**THE PROBLEM**
Reproduce the whole listing that follows, character for character, and drop the images.

**MATERIAL SHOWN**
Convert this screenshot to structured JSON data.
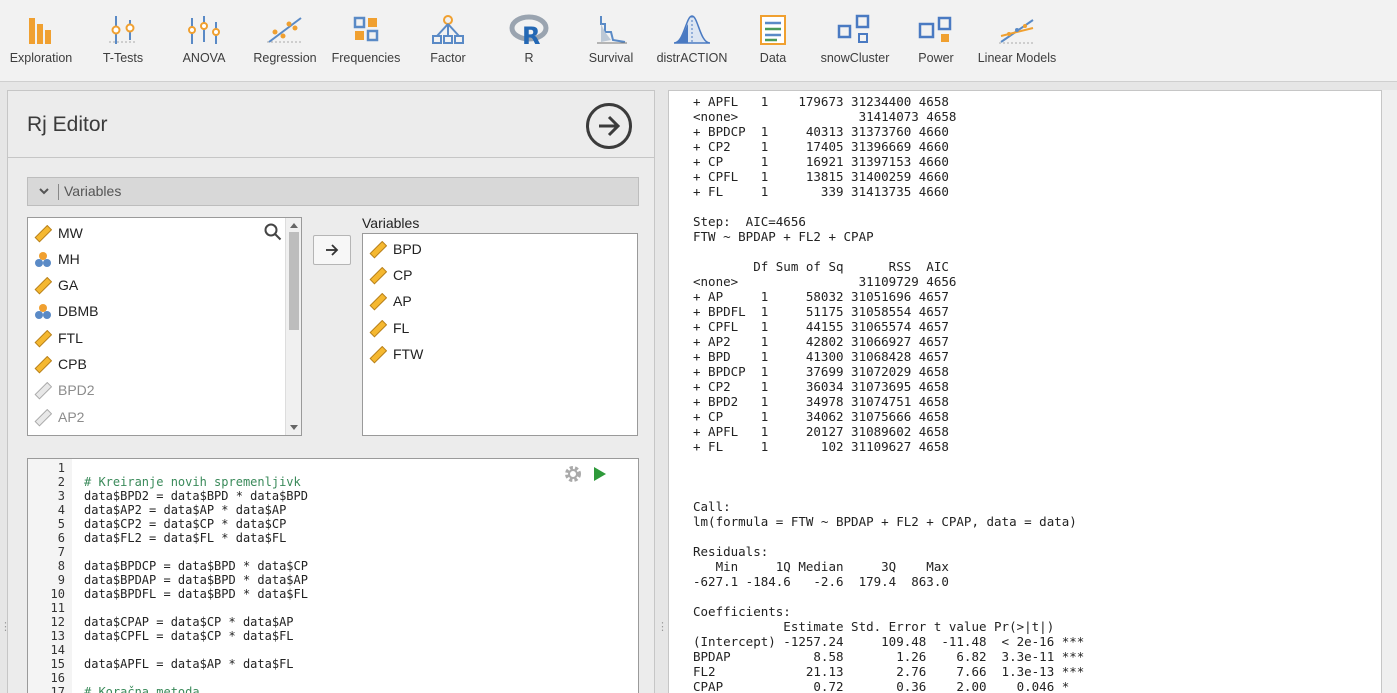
{
  "toolbar": {
    "items": [
      {
        "label": "Exploration",
        "icon": "exploration-icon"
      },
      {
        "label": "T-Tests",
        "icon": "t-tests-icon"
      },
      {
        "label": "ANOVA",
        "icon": "anova-icon"
      },
      {
        "label": "Regression",
        "icon": "regression-icon"
      },
      {
        "label": "Frequencies",
        "icon": "frequencies-icon"
      },
      {
        "label": "Factor",
        "icon": "factor-icon"
      },
      {
        "label": "R",
        "icon": "r-logo-icon"
      },
      {
        "label": "Survival",
        "icon": "survival-icon"
      },
      {
        "label": "distrACTION",
        "icon": "distribution-icon"
      },
      {
        "label": "Data",
        "icon": "data-icon"
      },
      {
        "label": "snowCluster",
        "icon": "cluster-icon"
      },
      {
        "label": "Power",
        "icon": "power-icon"
      },
      {
        "label": "Linear Models",
        "icon": "linear-models-icon"
      }
    ]
  },
  "editor": {
    "title": "Rj Editor",
    "variables_header": "Variables",
    "available_variables": [
      {
        "name": "MW",
        "type": "continuous"
      },
      {
        "name": "MH",
        "type": "nominal"
      },
      {
        "name": "GA",
        "type": "continuous"
      },
      {
        "name": "DBMB",
        "type": "nominal"
      },
      {
        "name": "FTL",
        "type": "continuous"
      },
      {
        "name": "CPB",
        "type": "continuous"
      },
      {
        "name": "BPD2",
        "type": "computed"
      },
      {
        "name": "AP2",
        "type": "computed"
      }
    ],
    "target_label": "Variables",
    "selected_variables": [
      "BPD",
      "CP",
      "AP",
      "FL",
      "FTW"
    ],
    "code_lines": [
      {
        "n": "1",
        "text": "",
        "comment": false
      },
      {
        "n": "2",
        "text": "# Kreiranje novih spremenljivk",
        "comment": true
      },
      {
        "n": "3",
        "text": "data$BPD2 = data$BPD * data$BPD",
        "comment": false
      },
      {
        "n": "4",
        "text": "data$AP2 = data$AP * data$AP",
        "comment": false
      },
      {
        "n": "5",
        "text": "data$CP2 = data$CP * data$CP",
        "comment": false
      },
      {
        "n": "6",
        "text": "data$FL2 = data$FL * data$FL",
        "comment": false
      },
      {
        "n": "7",
        "text": "",
        "comment": false
      },
      {
        "n": "8",
        "text": "data$BPDCP = data$BPD * data$CP",
        "comment": false
      },
      {
        "n": "9",
        "text": "data$BPDAP = data$BPD * data$AP",
        "comment": false
      },
      {
        "n": "10",
        "text": "data$BPDFL = data$BPD * data$FL",
        "comment": false
      },
      {
        "n": "11",
        "text": "",
        "comment": false
      },
      {
        "n": "12",
        "text": "data$CPAP = data$CP * data$AP",
        "comment": false
      },
      {
        "n": "13",
        "text": "data$CPFL = data$CP * data$FL",
        "comment": false
      },
      {
        "n": "14",
        "text": "",
        "comment": false
      },
      {
        "n": "15",
        "text": "data$APFL = data$AP * data$FL",
        "comment": false
      },
      {
        "n": "16",
        "text": "",
        "comment": false
      },
      {
        "n": "17",
        "text": "# Koračna metoda",
        "comment": true
      }
    ]
  },
  "output": {
    "lines": [
      "+ APFL   1    179673 31234400 4658",
      "<none>                31414073 4658",
      "+ BPDCP  1     40313 31373760 4660",
      "+ CP2    1     17405 31396669 4660",
      "+ CP     1     16921 31397153 4660",
      "+ CPFL   1     13815 31400259 4660",
      "+ FL     1       339 31413735 4660",
      "",
      "Step:  AIC=4656",
      "FTW ~ BPDAP + FL2 + CPAP",
      "",
      "        Df Sum of Sq      RSS  AIC",
      "<none>                31109729 4656",
      "+ AP     1     58032 31051696 4657",
      "+ BPDFL  1     51175 31058554 4657",
      "+ CPFL   1     44155 31065574 4657",
      "+ AP2    1     42802 31066927 4657",
      "+ BPD    1     41300 31068428 4657",
      "+ BPDCP  1     37699 31072029 4658",
      "+ CP2    1     36034 31073695 4658",
      "+ BPD2   1     34978 31074751 4658",
      "+ CP     1     34062 31075666 4658",
      "+ APFL   1     20127 31089602 4658",
      "+ FL     1       102 31109627 4658",
      "",
      "",
      "",
      "Call:",
      "lm(formula = FTW ~ BPDAP + FL2 + CPAP, data = data)",
      "",
      "Residuals:",
      "   Min     1Q Median     3Q    Max",
      "-627.1 -184.6   -2.6  179.4  863.0",
      "",
      "Coefficients:",
      "            Estimate Std. Error t value Pr(>|t|)",
      "(Intercept) -1257.24     109.48  -11.48  < 2e-16 ***",
      "BPDAP           8.58       1.26    6.82  3.3e-11 ***",
      "FL2            21.13       2.76    7.66  1.3e-13 ***",
      "CPAP            0.72       0.36    2.00    0.046 *"
    ]
  }
}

**EXERCISE SOLUTION**
Convert this screenshot to structured JSON data.
{
  "toolbar": {
    "items": [
      {
        "label": "Exploration",
        "icon": "exploration-icon"
      },
      {
        "label": "T-Tests",
        "icon": "t-tests-icon"
      },
      {
        "label": "ANOVA",
        "icon": "anova-icon"
      },
      {
        "label": "Regression",
        "icon": "regression-icon"
      },
      {
        "label": "Frequencies",
        "icon": "frequencies-icon"
      },
      {
        "label": "Factor",
        "icon": "factor-icon"
      },
      {
        "label": "R",
        "icon": "r-logo-icon"
      },
      {
        "label": "Survival",
        "icon": "survival-icon"
      },
      {
        "label": "distrACTION",
        "icon": "distribution-icon"
      },
      {
        "label": "Data",
        "icon": "data-icon"
      },
      {
        "label": "snowCluster",
        "icon": "cluster-icon"
      },
      {
        "label": "Power",
        "icon": "power-icon"
      },
      {
        "label": "Linear Models",
        "icon": "linear-models-icon"
      }
    ]
  },
  "editor": {
    "title": "Rj Editor",
    "variables_header": "Variables",
    "available_variables": [
      {
        "name": "MW",
        "type": "continuous"
      },
      {
        "name": "MH",
        "type": "nominal"
      },
      {
        "name": "GA",
        "type": "continuous"
      },
      {
        "name": "DBMB",
        "type": "nominal"
      },
      {
        "name": "FTL",
        "type": "continuous"
      },
      {
        "name": "CPB",
        "type": "continuous"
      },
      {
        "name": "BPD2",
        "type": "computed"
      },
      {
        "name": "AP2",
        "type": "computed"
      }
    ],
    "target_label": "Variables",
    "selected_variables": [
      "BPD",
      "CP",
      "AP",
      "FL",
      "FTW"
    ],
    "code_lines": [
      {
        "n": "1",
        "text": "",
        "comment": false
      },
      {
        "n": "2",
        "text": "# Kreiranje novih spremenljivk",
        "comment": true
      },
      {
        "n": "3",
        "text": "data$BPD2 = data$BPD * data$BPD",
        "comment": false
      },
      {
        "n": "4",
        "text": "data$AP2 = data$AP * data$AP",
        "comment": false
      },
      {
        "n": "5",
        "text": "data$CP2 = data$CP * data$CP",
        "comment": false
      },
      {
        "n": "6",
        "text": "data$FL2 = data$FL * data$FL",
        "comment": false
      },
      {
        "n": "7",
        "text": "",
        "comment": false
      },
      {
        "n": "8",
        "text": "data$BPDCP = data$BPD * data$CP",
        "comment": false
      },
      {
        "n": "9",
        "text": "data$BPDAP = data$BPD * data$AP",
        "comment": false
      },
      {
        "n": "10",
        "text": "data$BPDFL = data$BPD * data$FL",
        "comment": false
      },
      {
        "n": "11",
        "text": "",
        "comment": false
      },
      {
        "n": "12",
        "text": "data$CPAP = data$CP * data$AP",
        "comment": false
      },
      {
        "n": "13",
        "text": "data$CPFL = data$CP * data$FL",
        "comment": false
      },
      {
        "n": "14",
        "text": "",
        "comment": false
      },
      {
        "n": "15",
        "text": "data$APFL = data$AP * data$FL",
        "comment": false
      },
      {
        "n": "16",
        "text": "",
        "comment": false
      },
      {
        "n": "17",
        "text": "# Koračna metoda",
        "comment": true
      }
    ]
  },
  "output": {
    "lines": [
      "+ APFL   1    179673 31234400 4658",
      "<none>                31414073 4658",
      "+ BPDCP  1     40313 31373760 4660",
      "+ CP2    1     17405 31396669 4660",
      "+ CP     1     16921 31397153 4660",
      "+ CPFL   1     13815 31400259 4660",
      "+ FL     1       339 31413735 4660",
      "",
      "Step:  AIC=4656",
      "FTW ~ BPDAP + FL2 + CPAP",
      "",
      "        Df Sum of Sq      RSS  AIC",
      "<none>                31109729 4656",
      "+ AP     1     58032 31051696 4657",
      "+ BPDFL  1     51175 31058554 4657",
      "+ CPFL   1     44155 31065574 4657",
      "+ AP2    1     42802 31066927 4657",
      "+ BPD    1     41300 31068428 4657",
      "+ BPDCP  1     37699 31072029 4658",
      "+ CP2    1     36034 31073695 4658",
      "+ BPD2   1     34978 31074751 4658",
      "+ CP     1     34062 31075666 4658",
      "+ APFL   1     20127 31089602 4658",
      "+ FL     1       102 31109627 4658",
      "",
      "",
      "",
      "Call:",
      "lm(formula = FTW ~ BPDAP + FL2 + CPAP, data = data)",
      "",
      "Residuals:",
      "   Min     1Q Median     3Q    Max",
      "-627.1 -184.6   -2.6  179.4  863.0",
      "",
      "Coefficients:",
      "            Estimate Std. Error t value Pr(>|t|)",
      "(Intercept) -1257.24     109.48  -11.48  < 2e-16 ***",
      "BPDAP           8.58       1.26    6.82  3.3e-11 ***",
      "FL2            21.13       2.76    7.66  1.3e-13 ***",
      "CPAP            0.72       0.36    2.00    0.046 *"
    ]
  }
}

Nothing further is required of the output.